top of page

3 Preventative Mental Health Tips For Writers

A woman writing in a notebook

As a writer, mental health matters. When you use your creativity as your bread and butter, it becomes even more important. If you plan to create an author business, or you're already doing (go you!) it take the following advice into consideration.

Why? Because there’s a lot of gray areas between work and life when you're balancing owning a business, writing, and working primarily from home. Being an author is not a conventionally mapped-out career and is deeply personal, so it can be difficult to navigate both emotionally and mentally.

3 Mental Health Tips For Writers

#1: Create goals that feel reasonable for the season you're in

Life ebbs and flows. We know this. Change is inevitable, and not every season of our life looks like same or functions the way we wish it would. Big life events like having kids, moving, changing our day job, or the passing of a loved one can all impact how we work. Similarly, successes and failures within our writing can also influence our creative energy.
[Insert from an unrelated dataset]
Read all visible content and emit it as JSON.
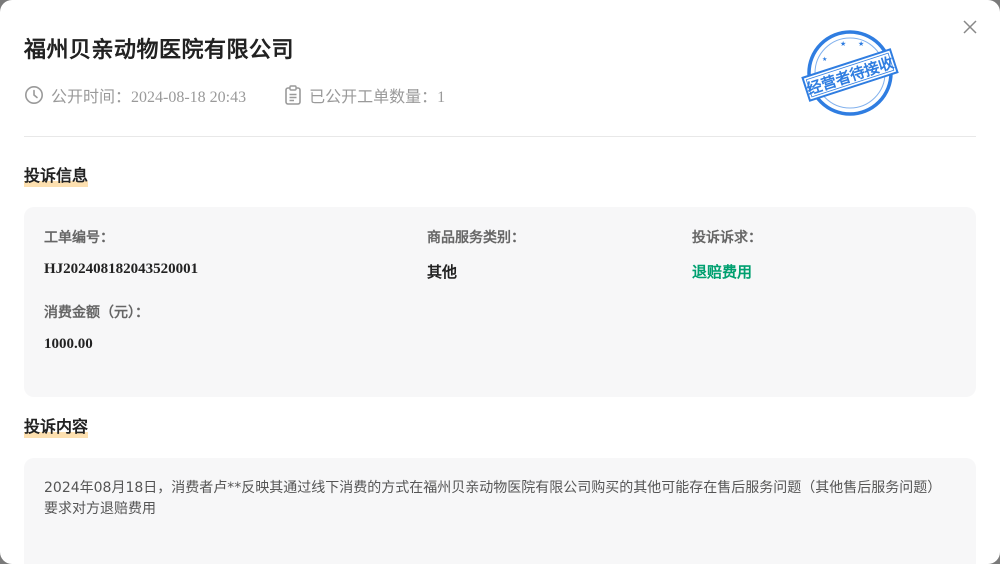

It's important to acknowledge these fluctuations and how the time and energy we have to devote to our writing is influenced. You may consistently write 2,000 words every day for two months to suddenly only being able to write 500 a week, or less- that's okay!

More growth, more engagement, more readers- these may be the goals you have in mind for your author career, but know that these are not small accomplishments. Having strategic preventative measures to protect your mental health is not only smart, but necessary.

To avoid getting overwhelmed, take the time to set small, reasonable goals for yourself and pair them with clear action steps to help you reach that goal. The more you understand how your daily objective adds to the big picture, the more motivated you'll be to see yourself through to the end goal.

Don't be afraid to shift the size of your daily tasks along the way. Big or small, each step brings you closer to your long-term goal. Focus on applying your time, energy, and resources in a manner that is sustainable, and you'll find your writing career will feel more enjoyable and manageable overall.

#2: Define your work schedule and adjust when necessary

As an author, work is always at your fingertips and it can be tempting to create 24/7. Scrolling your feed for fun can soon turn into documenting marketing ideas for your next book post, or enjoying a new book you're reading can suddenly turn into an unplanned book review. That coffee meet up with a friend can turn into a conversation about your latest book, and that late-night "I'll just write for fun" session can become a serious writing binge.

This is why it’s important to set working hours. Not a 9-5 schedule (unless you're into that sort of thing), but rather shifts of blocked off time when you dedicate yourself to work vs. having "off the clock" moments with your family or recharging your creative batteries. An easy way to keep track is to schedule time on your calendar- both work-related and personal, or to use a time-tracking software like Clockify for your working hours.

Even when hustle culture encourages it, it's not realistic nor healthy to be plugged in and working 24/7, and is a surefire road to burnout. Anticipate, plan for, and protect time to take real breaks and remember to schedule vacations and time away from work.

Remember, part of being your own boss is to make sure you give yourself time off to reset (and to follow your mental health tips for writers!).

#3: Set firm boundaries to protect your peace

There will be many, many times when you'll want to break your boundaries with yourself in favor of working harder. DON'T. As an author and small business owner, sooner or later you're going to feel the pressure. Pressure to write more, grow more, sell more, entertain more, engage more- it'll be a constant call to work harder and publish more books as fast as humanly possible.

But here's the thing, you're only human.

You may see the short-term pay-offs such as preliminary growth on social media, getting the next few chapters of your next release written, or feeling like you've finally managed to get ahead on a few tasks that have been piling up. But what you won't immediately see, is that working when you should be resting is going to cost you your mental health.

Pitfalls like creative burnout, comparison, self-doubt, anxiety, and depression are sneaky. They creep in when you're feeling your best only to hinder you on the flip side. While you may think you're gaining when you ignore your own boundaries to rest, relax, spend time with your family, or otherwise take a breather, what you're actually doing is undermining your health.

Where creators tend to fall into this trap is because at the core, we love what we do! We're so excited to create more, write it out, and share it with the world. And that can be a beautiful process. However, we also know it's a deeply personal and messy process too. Since our work is tied with our emotions and sense of self, it's unsurprising that over-creating can cause problems.

To avoid feeling drained and risk losing the joy in your creative process, keep your promises to yourself. Being a good boss means that you hold yourself accountable. When you announce that you're taking a social media break- it means you're also not scrolling through other writer's feeds at 10pm. When you decide to give yourself a break from client work it means you're not available-PERIOD. Not even when a question pops up in your email.

At the end of the day, being your own boss means that you make the decisions. When your mental health as a creative writer is in peril, it's your job to hold yourself accountable for your recovery. Similarly, it's also your responsibility to safeguard yourself, and your business, from the problems that plague our industry- even the invisible ones like burnout. Being an author means so much more than just constantly writing. It means protecting your ability to write, create, and continue doing so.

  • Pinterest
  • Instagram
bottom of page